Mo'Nique and Gaboury Sidibe play two very troubled individuals in Precious.

I saw Precious Wednesday (it’s accomplished, bound for Oscar greatness), but I’ll hold off on film criticism and instead talk about what I think the film means, and what I think it does for black cinema, a field I’m still learning about, so I would love comments and suggestions.

My thrust is simple: Precious is another shot in the fight against representation. Yes, “representation.” That big word that still refuses to go away in discussions about culture. Representation is what happens when media — television, film, web, books, music — come to take on cultural meaning. Images come to “represent” various things in society: gender, race, professional positions, etc.
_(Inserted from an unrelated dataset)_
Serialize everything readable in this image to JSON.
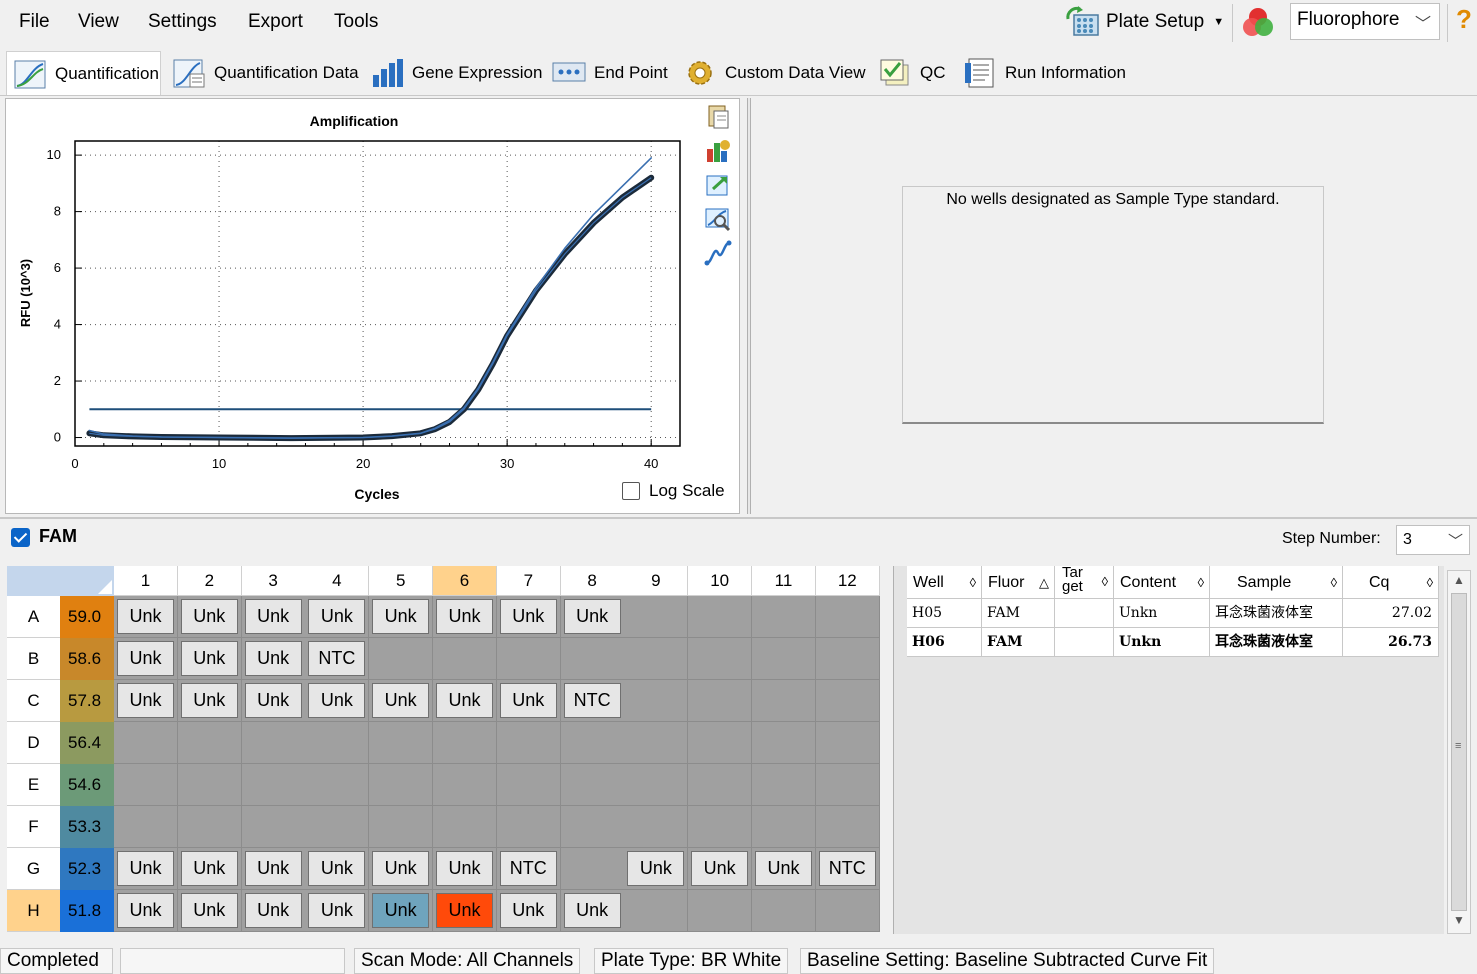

Courtney Cox comes to represent older women who desire younger men (Cougar Town); Steve Carell represents the small town businessman (The Office). Everything you see on a screen is a representation. Simple.

What’s wrong? Well, nothing can really represent one thing if it isn’t exactly that thing. Simple again. Not even our politicians can, in an intellectual sense, represent us. They can represent a majority or a plurality, but not all of us. Same with cultural representations. They are always imperfect. Some representations get a pass because they’re “positive,” but getting a complete pass is rare. (It’s still a minority of people who don’t like The Cosby Show, at least until recently. However much it skewed representations of black people, or, as Herman Gray argues in Watching Race, supports a conservative discourse, it’s still a “nice” representation. Most people give it a pass, but not everybody).

I’m getting to Precious, bare with me. (more…)